Moses the camel, used by local live nativity groups as a prop, has been discovered by movie makers. That’s right, he is becoming known as an actor in some local church movies.
“He’s been in some movies made by the LDS Church,” said Brad Tolman of Young Ward. “My two sons took him up to the Oregon coast to be in another movie recently.”
In many of the modern Book of Mormon and Bible videos being produced by the Church of Jesus Christ of Latter-day Saints, if there is a camel in the scene it is likely Moses.
Camels are not as plentiful as horses or other livestock, the even-toed ungulates are hard to find in these parts.
Sixteen years ago, Tolman traded a horse for Moses. He was just weaned from his mother when Tolman got him from his trading partner in Colorado.
Horses have different reactions to the camel. It takes a while, for them to get use to him, Tolman said.
“When we buy a new horse, they don’t know what to make of him,” Tolman said. “When we put a horse in the pasture for the first time with Moses, he used to chase them around a bit.”
Moses is dromedary, or one humped camel. A two humped camel is a Bactrian camel.

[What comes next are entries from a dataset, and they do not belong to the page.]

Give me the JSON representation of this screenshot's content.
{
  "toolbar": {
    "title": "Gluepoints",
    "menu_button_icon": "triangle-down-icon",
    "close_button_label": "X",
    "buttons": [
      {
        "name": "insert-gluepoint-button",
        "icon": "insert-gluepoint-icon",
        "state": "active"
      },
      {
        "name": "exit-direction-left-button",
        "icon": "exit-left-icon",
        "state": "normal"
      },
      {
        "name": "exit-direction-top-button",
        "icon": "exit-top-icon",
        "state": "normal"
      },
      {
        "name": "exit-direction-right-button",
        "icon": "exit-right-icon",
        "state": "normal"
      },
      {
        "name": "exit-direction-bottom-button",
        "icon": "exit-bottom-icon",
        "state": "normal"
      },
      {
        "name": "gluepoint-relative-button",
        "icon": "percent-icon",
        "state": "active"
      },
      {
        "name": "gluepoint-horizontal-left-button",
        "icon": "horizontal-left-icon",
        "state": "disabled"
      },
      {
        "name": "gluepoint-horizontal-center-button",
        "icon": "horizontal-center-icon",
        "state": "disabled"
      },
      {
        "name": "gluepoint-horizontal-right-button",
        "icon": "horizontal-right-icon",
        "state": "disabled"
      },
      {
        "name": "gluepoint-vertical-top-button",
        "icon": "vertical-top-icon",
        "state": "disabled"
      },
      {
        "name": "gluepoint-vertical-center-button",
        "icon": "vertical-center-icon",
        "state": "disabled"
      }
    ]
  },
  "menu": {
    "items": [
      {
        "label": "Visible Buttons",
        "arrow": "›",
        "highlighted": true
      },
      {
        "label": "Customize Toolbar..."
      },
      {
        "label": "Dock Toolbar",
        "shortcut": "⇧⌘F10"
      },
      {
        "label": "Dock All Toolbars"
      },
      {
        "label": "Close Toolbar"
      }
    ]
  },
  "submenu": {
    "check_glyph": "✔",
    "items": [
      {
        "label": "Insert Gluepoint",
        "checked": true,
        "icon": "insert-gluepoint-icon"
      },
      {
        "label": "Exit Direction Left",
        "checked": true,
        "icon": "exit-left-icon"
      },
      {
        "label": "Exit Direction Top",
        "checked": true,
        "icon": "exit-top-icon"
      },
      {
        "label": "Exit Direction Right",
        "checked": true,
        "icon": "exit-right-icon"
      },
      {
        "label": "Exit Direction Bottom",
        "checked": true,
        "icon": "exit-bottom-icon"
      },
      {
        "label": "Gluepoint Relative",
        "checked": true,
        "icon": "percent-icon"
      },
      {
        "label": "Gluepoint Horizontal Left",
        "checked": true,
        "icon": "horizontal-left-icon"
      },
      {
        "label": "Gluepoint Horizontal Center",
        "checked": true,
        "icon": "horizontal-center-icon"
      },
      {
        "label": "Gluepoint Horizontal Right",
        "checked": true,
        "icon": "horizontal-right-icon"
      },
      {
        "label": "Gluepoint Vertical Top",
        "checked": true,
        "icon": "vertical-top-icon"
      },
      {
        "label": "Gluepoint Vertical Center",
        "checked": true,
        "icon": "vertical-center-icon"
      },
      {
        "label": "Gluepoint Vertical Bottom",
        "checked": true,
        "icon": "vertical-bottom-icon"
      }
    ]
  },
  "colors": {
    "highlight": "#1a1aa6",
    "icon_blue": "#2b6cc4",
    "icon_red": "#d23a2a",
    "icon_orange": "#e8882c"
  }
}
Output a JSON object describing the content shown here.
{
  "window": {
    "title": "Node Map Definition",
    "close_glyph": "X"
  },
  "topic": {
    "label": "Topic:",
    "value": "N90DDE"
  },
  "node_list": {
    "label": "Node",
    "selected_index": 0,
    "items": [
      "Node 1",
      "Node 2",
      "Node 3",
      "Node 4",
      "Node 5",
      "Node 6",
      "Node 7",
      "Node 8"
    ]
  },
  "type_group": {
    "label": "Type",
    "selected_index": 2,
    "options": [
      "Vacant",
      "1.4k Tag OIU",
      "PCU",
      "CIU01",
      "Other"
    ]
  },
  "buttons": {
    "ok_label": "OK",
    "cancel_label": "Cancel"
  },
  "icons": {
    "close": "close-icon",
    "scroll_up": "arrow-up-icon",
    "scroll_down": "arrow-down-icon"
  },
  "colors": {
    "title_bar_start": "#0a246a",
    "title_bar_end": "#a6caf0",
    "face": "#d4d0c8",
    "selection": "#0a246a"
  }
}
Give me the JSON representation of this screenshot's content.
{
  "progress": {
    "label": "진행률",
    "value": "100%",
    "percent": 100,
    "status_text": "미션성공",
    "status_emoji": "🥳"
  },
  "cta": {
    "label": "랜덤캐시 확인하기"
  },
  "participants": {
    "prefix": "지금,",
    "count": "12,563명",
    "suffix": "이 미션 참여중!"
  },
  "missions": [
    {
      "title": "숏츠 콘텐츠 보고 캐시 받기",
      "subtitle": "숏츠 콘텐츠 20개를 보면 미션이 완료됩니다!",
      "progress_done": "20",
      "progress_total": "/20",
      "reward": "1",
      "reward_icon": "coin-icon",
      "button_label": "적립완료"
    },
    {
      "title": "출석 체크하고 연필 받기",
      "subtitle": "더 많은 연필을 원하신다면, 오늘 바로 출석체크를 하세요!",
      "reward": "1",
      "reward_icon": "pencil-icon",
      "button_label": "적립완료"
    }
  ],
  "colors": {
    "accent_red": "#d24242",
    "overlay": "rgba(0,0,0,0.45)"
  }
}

Arabian camels like Moses have three sets of eyelids, and two rows of eyelashes to keep sand out of their eyes. He can also close off his nostrils during sandstorms in his native country. The hump on his back can store 80 pounds of fat, and he can go three weeks without eating or drinking. When he does finally drink, a thirsty camel can take in 30 gallons of water in 13 minutes.

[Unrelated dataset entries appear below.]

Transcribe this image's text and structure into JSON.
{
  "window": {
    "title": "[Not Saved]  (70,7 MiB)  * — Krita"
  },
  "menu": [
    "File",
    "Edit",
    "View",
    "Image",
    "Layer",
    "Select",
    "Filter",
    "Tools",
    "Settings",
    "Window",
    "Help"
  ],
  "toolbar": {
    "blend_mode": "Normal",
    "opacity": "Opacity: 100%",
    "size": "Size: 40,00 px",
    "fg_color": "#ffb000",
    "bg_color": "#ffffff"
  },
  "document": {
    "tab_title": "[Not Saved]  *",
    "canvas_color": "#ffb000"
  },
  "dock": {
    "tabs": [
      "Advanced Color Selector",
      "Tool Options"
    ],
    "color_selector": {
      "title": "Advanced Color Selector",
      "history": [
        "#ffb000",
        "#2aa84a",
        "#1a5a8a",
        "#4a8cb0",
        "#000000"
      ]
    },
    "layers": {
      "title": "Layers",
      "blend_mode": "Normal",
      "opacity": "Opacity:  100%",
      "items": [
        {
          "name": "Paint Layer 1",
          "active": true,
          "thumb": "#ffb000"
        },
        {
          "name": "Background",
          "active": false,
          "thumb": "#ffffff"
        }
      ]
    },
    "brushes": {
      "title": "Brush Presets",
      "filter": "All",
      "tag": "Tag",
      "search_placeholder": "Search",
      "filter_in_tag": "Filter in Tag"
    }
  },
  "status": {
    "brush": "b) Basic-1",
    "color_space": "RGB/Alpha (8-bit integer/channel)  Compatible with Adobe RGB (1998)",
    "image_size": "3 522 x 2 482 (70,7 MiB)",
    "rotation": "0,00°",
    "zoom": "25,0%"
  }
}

Moses has been broke for riding, and the Tolmans have several different saddles for him.
The camel makes the rounds during the Christmas season; he is scheduled for 15 nights in December. One of productions will be at the Nibley Live Nativity. It will be held at the historic Morgan Farm located at 2726 S. 800 W. in Nibley, December 7, 8 and 10.
The Nibley live nativity features community volunteers dressed in period clothing, with animals that could have certainly been around at the time of the birth of Christ.

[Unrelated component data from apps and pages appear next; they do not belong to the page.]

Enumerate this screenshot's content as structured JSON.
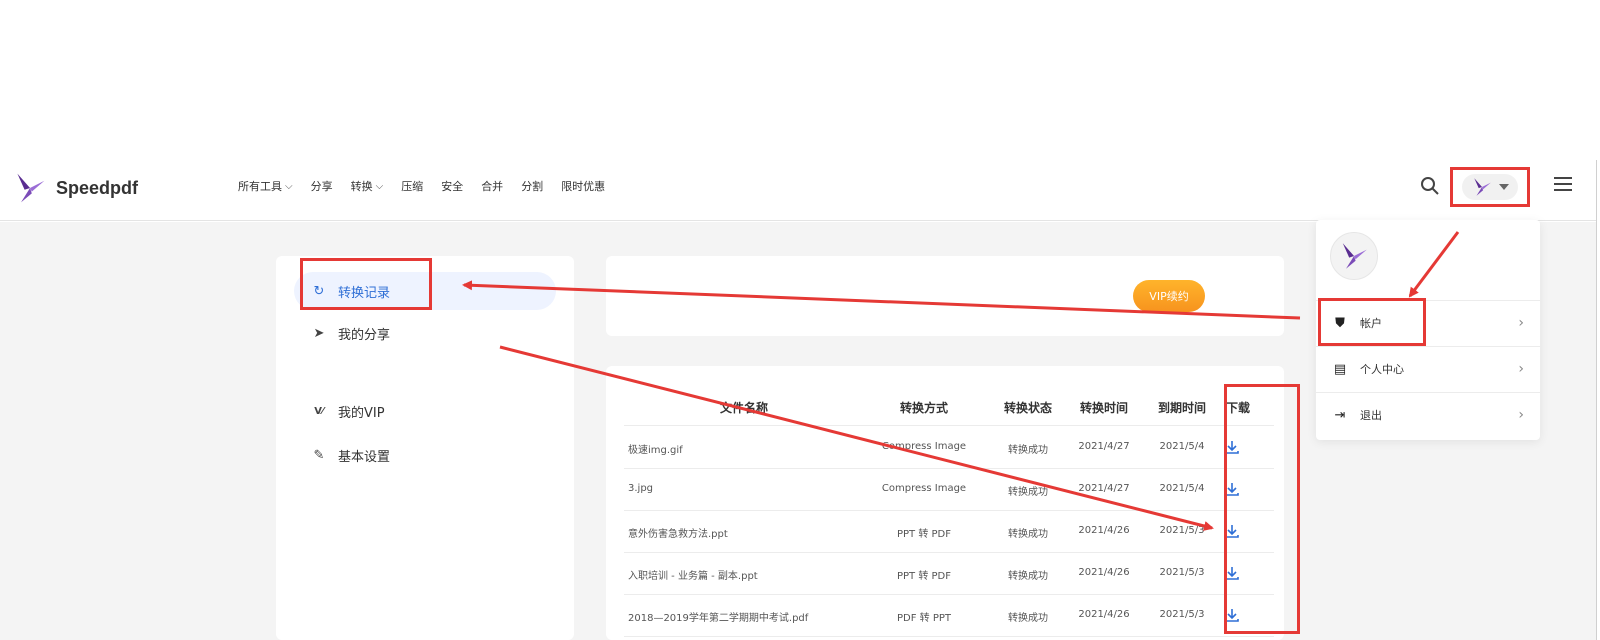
{
  "brand": {
    "name": "Speedpdf",
    "logo_icon": "butterfly-logo-icon",
    "color": "#7b4bb8"
  },
  "nav": [
    {
      "label": "所有工具",
      "dropdown": true
    },
    {
      "label": "分享",
      "dropdown": false
    },
    {
      "label": "转换",
      "dropdown": true
    },
    {
      "label": "压缩",
      "dropdown": false
    },
    {
      "label": "安全",
      "dropdown": false
    },
    {
      "label": "合并",
      "dropdown": false
    },
    {
      "label": "分割",
      "dropdown": false
    },
    {
      "label": "限时优惠",
      "dropdown": false
    }
  ],
  "header_icons": {
    "search": "search-icon",
    "menu": "hamburger-menu-icon"
  },
  "sidebar": {
    "items": [
      {
        "label": "转换记录",
        "icon": "refresh-icon",
        "active": true
      },
      {
        "label": "我的分享",
        "icon": "paper-plane-icon",
        "active": false
      },
      {
        "label": "我的VIP",
        "icon": "vip-icon",
        "active": false
      },
      {
        "label": "基本设置",
        "icon": "pencil-icon",
        "active": false
      }
    ]
  },
  "vip_card": {
    "button_label": "VIP续约"
  },
  "table": {
    "headers": [
      "文件名称",
      "转换方式",
      "转换状态",
      "转换时间",
      "到期时间",
      "下载"
    ],
    "rows": [
      {
        "name": "极速img.gif",
        "method": "Compress Image",
        "status": "转换成功",
        "time": "2021/4/27",
        "expire": "2021/5/4"
      },
      {
        "name": "3.jpg",
        "method": "Compress Image",
        "status": "转换成功",
        "time": "2021/4/27",
        "expire": "2021/5/4"
      },
      {
        "name": "意外伤害急救方法.ppt",
        "method": "PPT 转 PDF",
        "status": "转换成功",
        "time": "2021/4/26",
        "expire": "2021/5/3"
      },
      {
        "name": "入职培训 - 业务篇 - 副本.ppt",
        "method": "PPT 转 PDF",
        "status": "转换成功",
        "time": "2021/4/26",
        "expire": "2021/5/3"
      },
      {
        "name": "2018—2019学年第二学期期中考试.pdf",
        "method": "PDF 转 PPT",
        "status": "转换成功",
        "time": "2021/4/26",
        "expire": "2021/5/3"
      }
    ]
  },
  "user_menu": {
    "items": [
      {
        "label": "帐户",
        "icon": "shield-icon"
      },
      {
        "label": "个人中心",
        "icon": "id-card-icon"
      },
      {
        "label": "退出",
        "icon": "sign-out-icon"
      }
    ]
  },
  "colors": {
    "annotation_red": "#e53935",
    "accent_blue": "#2f6fd6",
    "vip_orange": "#f7931e"
  }
}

Suggested donations are 10 cans of food or $15 a family, or three cans of food or $3 per person. Organizers of the event said you can bring whatever you can afford.